▸ WORK REQUEST
Please state how many lines in the records that follow include "ports", with no other output.
:::
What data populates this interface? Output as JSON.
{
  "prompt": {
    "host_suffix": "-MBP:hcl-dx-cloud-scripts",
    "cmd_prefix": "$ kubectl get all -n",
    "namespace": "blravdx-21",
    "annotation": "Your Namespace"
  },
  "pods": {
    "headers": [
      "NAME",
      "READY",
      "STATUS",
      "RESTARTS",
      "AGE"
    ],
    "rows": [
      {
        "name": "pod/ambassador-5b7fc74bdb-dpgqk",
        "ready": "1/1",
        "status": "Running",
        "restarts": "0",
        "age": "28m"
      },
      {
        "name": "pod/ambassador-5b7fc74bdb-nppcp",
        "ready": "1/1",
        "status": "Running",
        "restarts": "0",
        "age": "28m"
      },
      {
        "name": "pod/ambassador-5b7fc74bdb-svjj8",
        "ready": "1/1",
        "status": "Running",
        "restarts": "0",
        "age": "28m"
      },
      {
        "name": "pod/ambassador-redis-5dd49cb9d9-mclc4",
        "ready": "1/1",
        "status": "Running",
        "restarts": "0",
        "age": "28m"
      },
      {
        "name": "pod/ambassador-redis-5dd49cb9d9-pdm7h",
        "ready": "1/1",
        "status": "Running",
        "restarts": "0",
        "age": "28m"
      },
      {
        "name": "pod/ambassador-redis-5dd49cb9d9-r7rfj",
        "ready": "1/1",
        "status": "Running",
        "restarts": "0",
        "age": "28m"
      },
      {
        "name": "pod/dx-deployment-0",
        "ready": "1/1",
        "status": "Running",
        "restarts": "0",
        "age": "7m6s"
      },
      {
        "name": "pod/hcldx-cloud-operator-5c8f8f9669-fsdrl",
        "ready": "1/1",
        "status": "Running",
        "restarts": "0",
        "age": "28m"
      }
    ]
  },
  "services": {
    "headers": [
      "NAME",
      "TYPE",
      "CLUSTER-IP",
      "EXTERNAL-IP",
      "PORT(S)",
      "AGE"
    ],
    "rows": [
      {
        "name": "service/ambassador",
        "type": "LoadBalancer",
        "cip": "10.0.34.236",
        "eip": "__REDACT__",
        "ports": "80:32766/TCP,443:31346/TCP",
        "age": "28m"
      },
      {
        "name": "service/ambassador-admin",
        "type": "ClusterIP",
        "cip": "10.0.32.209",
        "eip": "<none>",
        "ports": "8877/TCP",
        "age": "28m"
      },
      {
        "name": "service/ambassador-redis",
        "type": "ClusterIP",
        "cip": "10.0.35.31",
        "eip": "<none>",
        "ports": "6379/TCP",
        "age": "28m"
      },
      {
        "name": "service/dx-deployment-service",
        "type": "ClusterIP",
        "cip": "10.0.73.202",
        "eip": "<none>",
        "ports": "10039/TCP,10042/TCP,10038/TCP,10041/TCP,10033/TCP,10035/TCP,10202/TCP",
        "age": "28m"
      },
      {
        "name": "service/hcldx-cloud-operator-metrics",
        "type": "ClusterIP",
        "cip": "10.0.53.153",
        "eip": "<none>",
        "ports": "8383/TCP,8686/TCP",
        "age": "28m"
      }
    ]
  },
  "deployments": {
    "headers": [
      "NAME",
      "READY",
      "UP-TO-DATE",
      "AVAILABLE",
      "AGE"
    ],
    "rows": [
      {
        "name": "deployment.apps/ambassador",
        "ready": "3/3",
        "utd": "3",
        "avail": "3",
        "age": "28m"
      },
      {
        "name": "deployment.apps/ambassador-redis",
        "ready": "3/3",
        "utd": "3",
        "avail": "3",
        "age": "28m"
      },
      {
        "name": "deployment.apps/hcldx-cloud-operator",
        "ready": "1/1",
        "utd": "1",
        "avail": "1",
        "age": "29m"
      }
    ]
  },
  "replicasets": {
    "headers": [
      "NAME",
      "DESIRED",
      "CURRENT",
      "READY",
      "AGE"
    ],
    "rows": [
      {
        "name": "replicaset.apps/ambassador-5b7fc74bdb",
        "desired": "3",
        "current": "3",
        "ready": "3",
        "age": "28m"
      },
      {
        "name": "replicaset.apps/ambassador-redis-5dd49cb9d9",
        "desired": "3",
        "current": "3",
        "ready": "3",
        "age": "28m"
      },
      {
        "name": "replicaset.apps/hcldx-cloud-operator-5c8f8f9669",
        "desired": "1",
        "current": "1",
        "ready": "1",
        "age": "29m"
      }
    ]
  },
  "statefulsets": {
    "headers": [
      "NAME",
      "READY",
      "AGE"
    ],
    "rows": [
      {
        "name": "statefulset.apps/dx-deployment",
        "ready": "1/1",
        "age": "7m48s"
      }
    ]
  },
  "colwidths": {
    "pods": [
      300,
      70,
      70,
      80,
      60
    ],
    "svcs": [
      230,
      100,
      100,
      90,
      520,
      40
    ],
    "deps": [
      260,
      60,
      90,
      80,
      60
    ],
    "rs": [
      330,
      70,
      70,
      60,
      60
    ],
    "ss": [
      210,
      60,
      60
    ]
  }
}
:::
▸ SOLUTION
5